“Worldcoin will expand its operations to sign up more users globally and aims to allow other organisations to use its iris-scanning and identity-verifying technology.”
The San Francisco and Berlin-based company, Tools For Humanity, has successfully enlisted 2.2 million users, employing a spherical “orb” to conduct iris scans.
The applications for governments and companies are diverse. Worldcoin’s technology could enable companies to administer promotions without having to collect personal data, Reuters explained. A coffee shop could offer free coffee and use Worldcoin’s system to ensure people don’t claim more than one, without gathering any personal information outside of the person’s Worldcoin proof-of-personhood.
Governments, too, may explore the system’s possibilities. Ricardo Macieira, the general manager for Europe at Tools For Humanity, explained to Reuters the potential applications for Worldcoin, such as infrastructure for universal basic income and enabling global democratic processes, although no specific plans or guarantees were made.
The technology behind the iris-scanning orb will become open-source, according to Macieira, fostering further innovation and adaptation by third parties.
Already, 2.2 million individuals have signed up for digital IDs, and in some regions, free cryptocurrency, via Worldcoin’s shiny spherical orb. Macieira said that the expansion would target Europe, Latin America, Africa, and other accepting regions:
“‘The idea is that as we build this infrastructure and that we allow other third parties to use the technology […] The idea is that anyone can in the future build their own orb and use it to benefit the community that it’s aiming for.’”
Venture capital investors, including Blockchain Capital, a16z crypto, Bain Capital Crypto, and Distributed Global, contributed $115 million in a funding round in May to the project. Worldcoin’s website hints at various applications like enabling “global democratic processes” and other authentication use-cases.
Despite the technological promise, data regulators in Britain, France, Germany, and the European Union’s Bavarian State Office for Data Protection Supervision have expressed concerns and are investigating the project. Kenya, meanwhile, has banned Worldcoin until further notice, effective on August 2.
And, backlash toward this company has been apparent since its company announcement in 2021.
This looks like it produces a global (hash) database of people's iris scans (for "fairness"), and waves away the implications by saying "we deleted the scans!"
Yeah, but you save the *hashes* produced by the scans.
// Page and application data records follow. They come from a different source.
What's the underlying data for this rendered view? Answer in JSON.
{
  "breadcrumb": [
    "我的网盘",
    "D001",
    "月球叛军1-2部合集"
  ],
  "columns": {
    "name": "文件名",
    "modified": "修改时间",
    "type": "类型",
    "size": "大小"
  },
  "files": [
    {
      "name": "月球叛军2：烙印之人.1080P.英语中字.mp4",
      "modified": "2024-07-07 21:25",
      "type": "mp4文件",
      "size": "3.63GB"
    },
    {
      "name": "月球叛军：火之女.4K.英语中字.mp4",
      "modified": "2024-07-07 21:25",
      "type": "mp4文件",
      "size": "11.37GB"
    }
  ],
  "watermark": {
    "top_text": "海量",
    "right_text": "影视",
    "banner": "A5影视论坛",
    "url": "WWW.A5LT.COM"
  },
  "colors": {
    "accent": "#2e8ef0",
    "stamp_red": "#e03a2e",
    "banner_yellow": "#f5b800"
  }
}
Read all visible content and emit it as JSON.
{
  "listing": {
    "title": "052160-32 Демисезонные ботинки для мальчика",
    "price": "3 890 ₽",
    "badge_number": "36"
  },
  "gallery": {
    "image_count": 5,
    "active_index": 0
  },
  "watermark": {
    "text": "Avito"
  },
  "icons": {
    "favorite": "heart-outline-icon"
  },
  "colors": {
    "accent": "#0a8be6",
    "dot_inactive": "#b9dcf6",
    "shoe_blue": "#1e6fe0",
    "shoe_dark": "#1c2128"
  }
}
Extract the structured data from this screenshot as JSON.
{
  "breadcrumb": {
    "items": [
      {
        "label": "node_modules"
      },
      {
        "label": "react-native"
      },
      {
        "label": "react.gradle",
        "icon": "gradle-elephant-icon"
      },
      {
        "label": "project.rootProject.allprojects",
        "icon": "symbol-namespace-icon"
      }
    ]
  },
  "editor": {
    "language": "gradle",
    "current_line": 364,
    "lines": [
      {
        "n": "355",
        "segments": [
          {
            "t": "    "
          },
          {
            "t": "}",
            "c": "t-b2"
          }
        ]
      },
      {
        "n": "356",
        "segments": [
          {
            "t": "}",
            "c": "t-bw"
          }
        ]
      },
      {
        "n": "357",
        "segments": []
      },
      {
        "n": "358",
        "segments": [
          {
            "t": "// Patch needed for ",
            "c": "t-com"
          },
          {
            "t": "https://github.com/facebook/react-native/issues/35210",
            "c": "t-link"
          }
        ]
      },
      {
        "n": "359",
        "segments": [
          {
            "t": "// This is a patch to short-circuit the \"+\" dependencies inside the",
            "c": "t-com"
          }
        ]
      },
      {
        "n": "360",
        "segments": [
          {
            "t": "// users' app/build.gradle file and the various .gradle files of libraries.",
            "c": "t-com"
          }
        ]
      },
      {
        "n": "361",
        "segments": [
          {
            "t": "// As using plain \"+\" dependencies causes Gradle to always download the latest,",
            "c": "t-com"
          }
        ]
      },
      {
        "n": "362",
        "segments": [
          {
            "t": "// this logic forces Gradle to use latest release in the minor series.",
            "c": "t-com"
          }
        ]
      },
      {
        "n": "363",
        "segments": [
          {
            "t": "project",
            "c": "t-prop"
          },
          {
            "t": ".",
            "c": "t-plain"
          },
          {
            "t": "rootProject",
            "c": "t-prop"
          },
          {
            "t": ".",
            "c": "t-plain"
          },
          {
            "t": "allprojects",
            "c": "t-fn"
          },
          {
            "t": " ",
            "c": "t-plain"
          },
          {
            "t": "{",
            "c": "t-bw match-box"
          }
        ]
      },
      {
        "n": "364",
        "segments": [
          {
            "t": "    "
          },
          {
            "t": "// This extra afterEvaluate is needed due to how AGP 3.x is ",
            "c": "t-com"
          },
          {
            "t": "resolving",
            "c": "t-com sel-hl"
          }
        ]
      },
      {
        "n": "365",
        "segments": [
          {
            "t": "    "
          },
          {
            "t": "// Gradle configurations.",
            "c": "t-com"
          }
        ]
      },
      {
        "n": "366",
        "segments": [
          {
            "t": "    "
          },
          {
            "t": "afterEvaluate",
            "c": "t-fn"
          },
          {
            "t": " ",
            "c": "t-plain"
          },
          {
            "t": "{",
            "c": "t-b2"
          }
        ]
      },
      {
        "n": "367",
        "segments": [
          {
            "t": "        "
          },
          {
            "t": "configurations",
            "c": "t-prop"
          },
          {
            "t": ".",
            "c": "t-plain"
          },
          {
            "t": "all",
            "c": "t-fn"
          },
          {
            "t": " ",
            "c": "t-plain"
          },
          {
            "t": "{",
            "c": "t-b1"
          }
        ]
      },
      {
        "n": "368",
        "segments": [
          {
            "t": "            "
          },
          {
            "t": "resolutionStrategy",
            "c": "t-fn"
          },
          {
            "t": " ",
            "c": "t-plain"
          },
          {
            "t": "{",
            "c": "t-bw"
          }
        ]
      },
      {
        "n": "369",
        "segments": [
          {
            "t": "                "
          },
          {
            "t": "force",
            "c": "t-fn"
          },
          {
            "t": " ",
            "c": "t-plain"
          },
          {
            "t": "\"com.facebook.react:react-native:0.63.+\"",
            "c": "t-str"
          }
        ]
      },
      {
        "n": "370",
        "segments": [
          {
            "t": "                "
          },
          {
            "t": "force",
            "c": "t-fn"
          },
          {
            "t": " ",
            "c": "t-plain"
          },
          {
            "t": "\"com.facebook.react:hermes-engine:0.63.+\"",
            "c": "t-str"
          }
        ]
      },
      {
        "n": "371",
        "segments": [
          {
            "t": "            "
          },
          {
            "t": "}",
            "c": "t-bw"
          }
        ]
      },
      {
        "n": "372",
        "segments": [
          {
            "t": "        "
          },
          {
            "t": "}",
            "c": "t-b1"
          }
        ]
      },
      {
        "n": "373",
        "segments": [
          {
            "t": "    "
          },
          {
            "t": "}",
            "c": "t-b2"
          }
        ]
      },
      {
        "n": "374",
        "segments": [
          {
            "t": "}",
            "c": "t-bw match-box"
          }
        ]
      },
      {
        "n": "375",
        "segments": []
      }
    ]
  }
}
Hashes that match *future* scans.
Don't catalogue eyeballs. https://t.co/uAk0NYGeZu
— Edward Snowden (@Snowden) October 23, 2021
The Worldcoin Foundation assured compliance with personal data laws, saying that the “project is ‘completely private’ and that the biometric data is either deleted or users can opt to have it stored in encrypted form.”